> What is needed: All entries should be copied exactly, none left out.

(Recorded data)
-- Opening Marker --
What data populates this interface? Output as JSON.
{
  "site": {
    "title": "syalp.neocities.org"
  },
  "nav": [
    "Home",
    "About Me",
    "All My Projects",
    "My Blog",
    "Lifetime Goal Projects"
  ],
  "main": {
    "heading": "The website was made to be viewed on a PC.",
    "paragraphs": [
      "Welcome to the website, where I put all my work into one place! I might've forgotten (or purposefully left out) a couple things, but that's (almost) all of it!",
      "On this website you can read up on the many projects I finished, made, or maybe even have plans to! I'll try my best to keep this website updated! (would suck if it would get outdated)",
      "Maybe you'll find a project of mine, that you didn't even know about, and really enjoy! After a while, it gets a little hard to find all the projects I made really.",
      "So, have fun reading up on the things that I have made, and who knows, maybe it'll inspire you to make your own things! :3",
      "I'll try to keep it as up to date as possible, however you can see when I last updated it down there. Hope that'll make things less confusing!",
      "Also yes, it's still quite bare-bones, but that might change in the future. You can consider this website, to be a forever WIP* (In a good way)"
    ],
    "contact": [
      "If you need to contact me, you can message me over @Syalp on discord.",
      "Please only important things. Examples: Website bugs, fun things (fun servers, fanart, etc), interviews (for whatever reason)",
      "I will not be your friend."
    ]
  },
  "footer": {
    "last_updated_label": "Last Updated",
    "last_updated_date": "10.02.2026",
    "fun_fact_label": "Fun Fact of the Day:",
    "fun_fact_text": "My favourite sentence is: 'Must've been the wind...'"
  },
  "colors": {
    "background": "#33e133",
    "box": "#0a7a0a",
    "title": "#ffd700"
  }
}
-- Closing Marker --
> Expected answer:
What data populates this interface? Output as JSON.
{
  "site": {
    "title": "syalp.neocities.org"
  },
  "nav": [
    "Home",
    "About Me",
    "All My Projects",
    "My Blog",
    "Lifetime Goal Projects"
  ],
  "main": {
    "heading": "The website was made to be viewed on a PC.",
    "paragraphs": [
      "Welcome to the website, where I put all my work into one place! I might've forgotten (or purposefully left out) a couple things, but that's (almost) all of it!",
      "On this website you can read up on the many projects I finished, made, or maybe even have plans to! I'll try my best to keep this website updated! (would suck if it would get outdated)",
      "Maybe you'll find a project of mine, that you didn't even know about, and really enjoy! After a while, it gets a little hard to find all the projects I made really.",
      "So, have fun reading up on the things that I have made, and who knows, maybe it'll inspire you to make your own things! :3",
      "I'll try to keep it as up to date as possible, however you can see when I last updated it down there. Hope that'll make things less confusing!",
      "Also yes, it's still quite bare-bones, but that might change in the future. You can consider this website, to be a forever WIP* (In a good way)"
    ],
    "contact": [
      "If you need to contact me, you can message me over @Syalp on discord.",
      "Please only important things. Examples: Website bugs, fun things (fun servers, fanart, etc), interviews (for whatever reason)",
      "I will not be your friend."
    ]
  },
  "footer": {
    "last_updated_label": "Last Updated",
    "last_updated_date": "10.02.2026",
    "fun_fact_label": "Fun Fact of the Day:",
    "fun_fact_text": "My favourite sentence is: 'Must've been the wind...'"
  },
  "colors": {
    "background": "#33e133",
    "box": "#0a7a0a",
    "title": "#ffd700"
  }
}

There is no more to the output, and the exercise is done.